* WHAT YOU HAVE TO DO
Print the full set of records below, character for character and picture-free.

[Data excerpts]
- - -

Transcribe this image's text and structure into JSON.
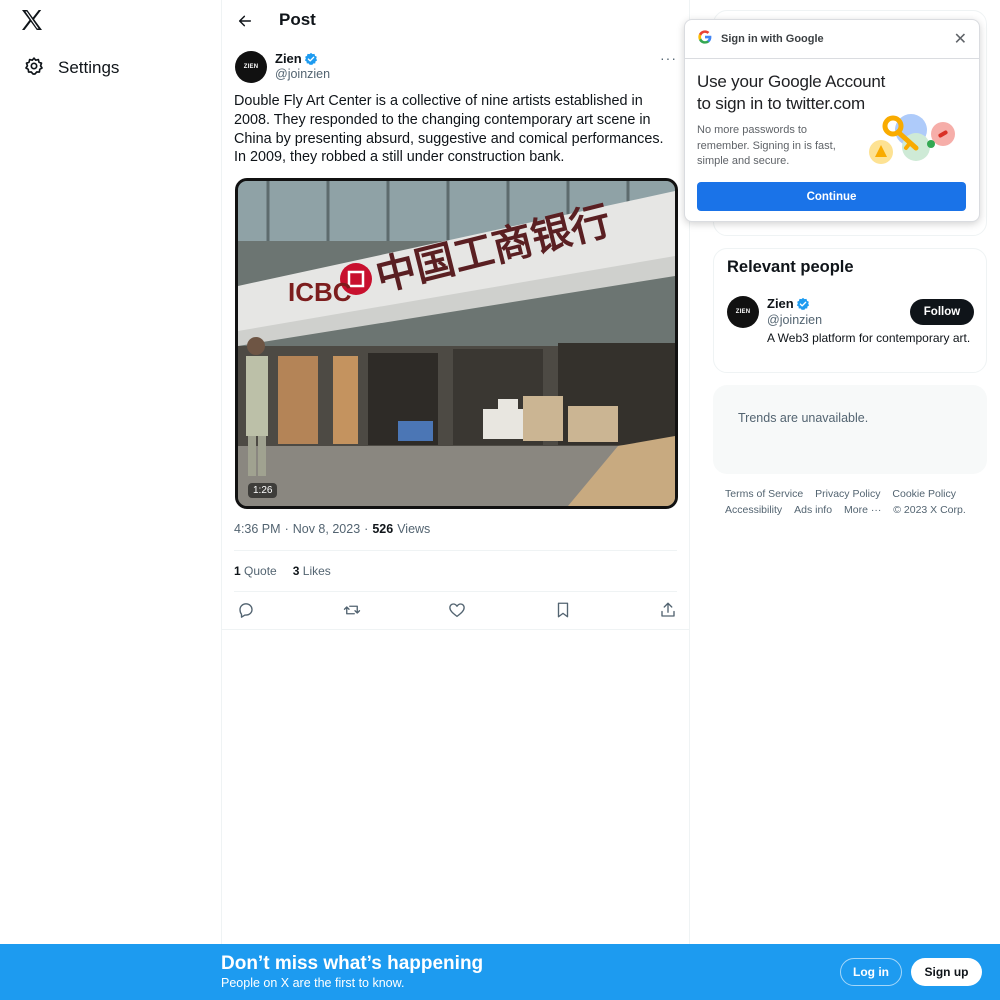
{
  "nav": {
    "settings_label": "Settings"
  },
  "header": {
    "title": "Post"
  },
  "post": {
    "author": {
      "name": "Zien",
      "handle": "@joinzien",
      "avatar_text": "ZIEN"
    },
    "text": "Double Fly Art Center is a collective of nine artists established in 2008. They responded to the changing contemporary art scene in China by presenting absurd, suggestive and comical performances. In 2009, they robbed a still under construction bank.",
    "media": {
      "duration": "1:26",
      "signage": "中国工商银行",
      "signage_brand": "ICBC"
    },
    "time": "4:36 PM",
    "date": "Nov 8, 2023",
    "views_count": "526",
    "views_label": "Views",
    "quotes_count": "1",
    "quotes_label": "Quote",
    "likes_count": "3",
    "likes_label": "Likes"
  },
  "google_popup": {
    "title": "Sign in with Google",
    "heading": "Use your Google Account to sign in to twitter.com",
    "description": "No more passwords to remember. Signing in is fast, simple and secure.",
    "continue_label": "Continue"
  },
  "relevant_people": {
    "title": "Relevant people",
    "person": {
      "name": "Zien",
      "handle": "@joinzien",
      "avatar_text": "ZIEN",
      "bio": "A Web3 platform for contemporary art."
    },
    "follow_label": "Follow"
  },
  "trends": {
    "text": "Trends are unavailable."
  },
  "footer": {
    "terms": "Terms of Service",
    "privacy": "Privacy Policy",
    "cookie": "Cookie Policy",
    "accessibility": "Accessibility",
    "ads": "Ads info",
    "more": "More ···",
    "copyright": "© 2023 X Corp."
  },
  "banner": {
    "title": "Don’t miss what’s happening",
    "subtitle": "People on X are the first to know.",
    "login_label": "Log in",
    "signup_label": "Sign up"
  },
  "colors": {
    "accent": "#1d9bf0",
    "google_blue": "#1a73e8",
    "text": "#0f1419",
    "muted": "#536471"
  }
}
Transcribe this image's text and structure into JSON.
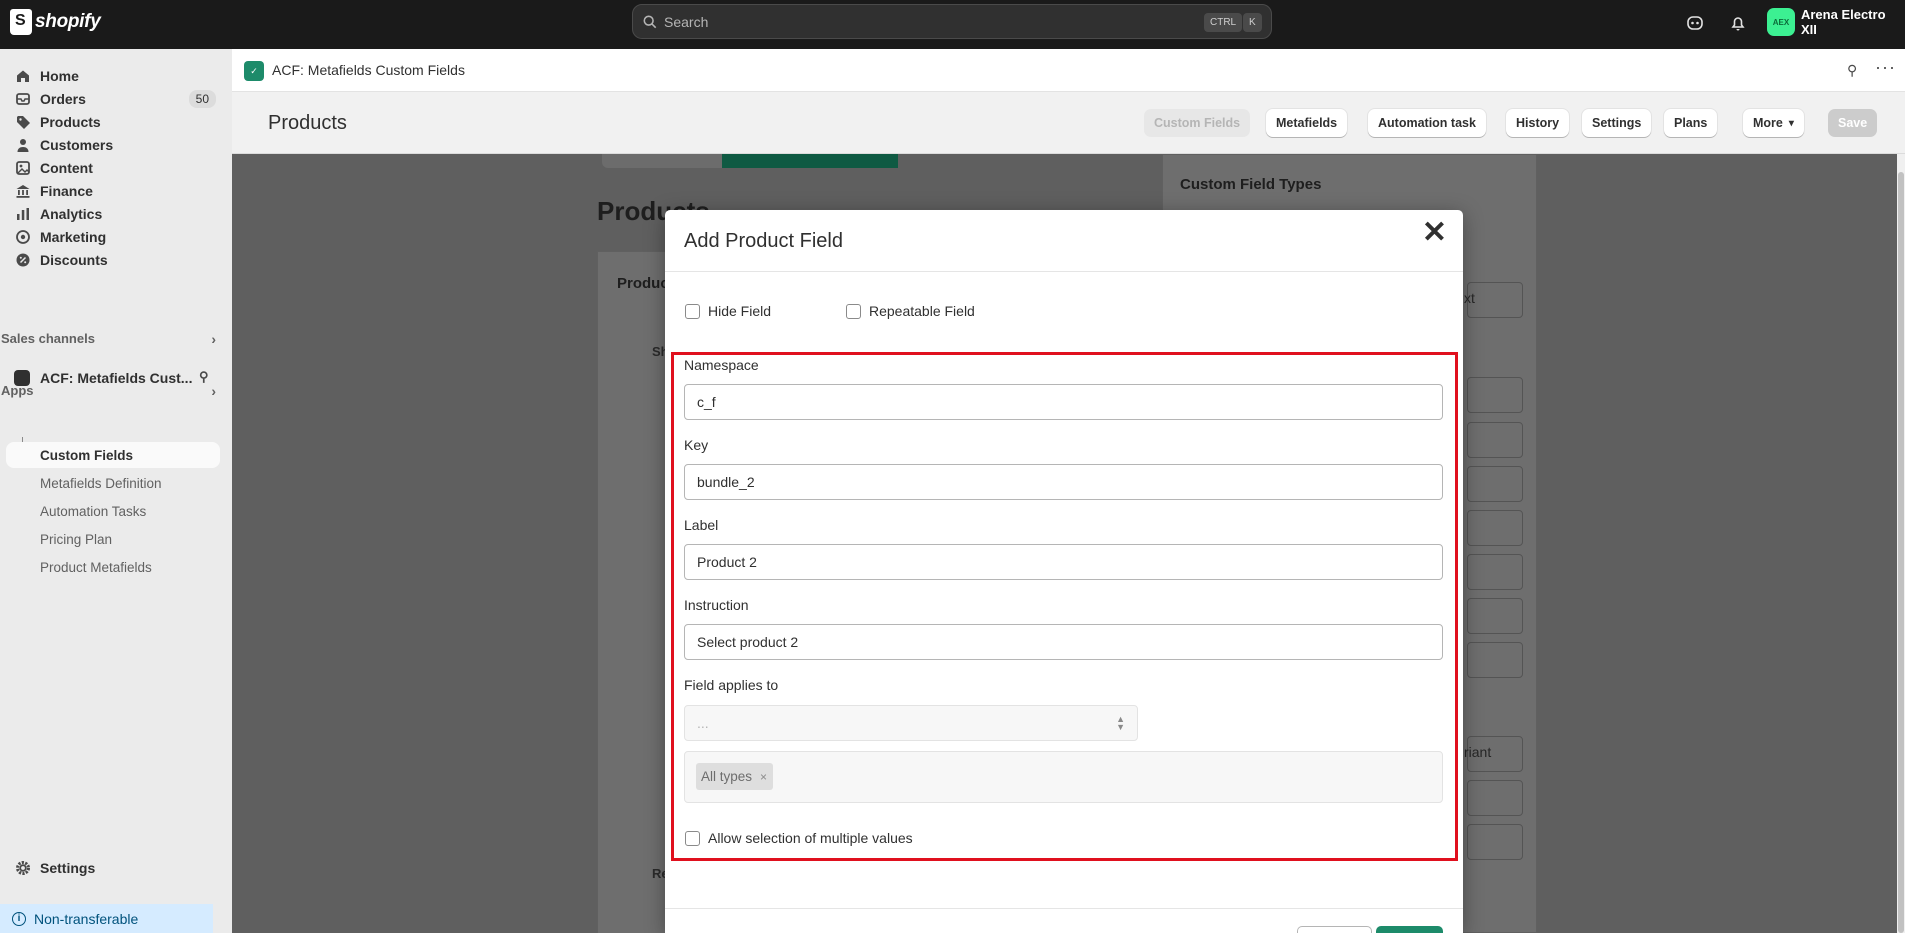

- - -

* ANSWER BELOW
Transcribe this image's text and structure into JSON.
{
  "nav": {
    "settings_label": "Settings"
  },
  "header": {
    "title": "Post"
  },
  "post": {
    "author": {
      "name": "Zien",
      "handle": "@joinzien",
      "avatar_text": "ZIEN"
    },
    "text": "Double Fly Art Center is a collective of nine artists established in 2008. They responded to the changing contemporary art scene in China by presenting absurd, suggestive and comical performances. In 2009, they robbed a still under construction bank.",
    "media": {
      "duration": "1:26",
      "signage": "中国工商银行",
      "signage_brand": "ICBC"
    },
    "time": "4:36 PM",
    "date": "Nov 8, 2023",
    "views_count": "526",
    "views_label": "Views",
    "quotes_count": "1",
    "quotes_label": "Quote",
    "likes_count": "3",
    "likes_label": "Likes"
  },
  "google_popup": {
    "title": "Sign in with Google",
    "heading": "Use your Google Account to sign in to twitter.com",
    "description": "No more passwords to remember. Signing in is fast, simple and secure.",
    "continue_label": "Continue"
  },
  "relevant_people": {
    "title": "Relevant people",
    "person": {
      "name": "Zien",
      "handle": "@joinzien",
      "avatar_text": "ZIEN",
      "bio": "A Web3 platform for contemporary art."
    },
    "follow_label": "Follow"
  },
  "trends": {
    "text": "Trends are unavailable."
  },
  "footer": {
    "terms": "Terms of Service",
    "privacy": "Privacy Policy",
    "cookie": "Cookie Policy",
    "accessibility": "Accessibility",
    "ads": "Ads info",
    "more": "More ···",
    "copyright": "© 2023 X Corp."
  },
  "banner": {
    "title": "Don’t miss what’s happening",
    "subtitle": "People on X are the first to know.",
    "login_label": "Log in",
    "signup_label": "Sign up"
  },
  "colors": {
    "accent": "#1d9bf0",
    "google_blue": "#1a73e8",
    "text": "#0f1419",
    "muted": "#536471"
  }
}
Transcribe this image's text and structure into JSON.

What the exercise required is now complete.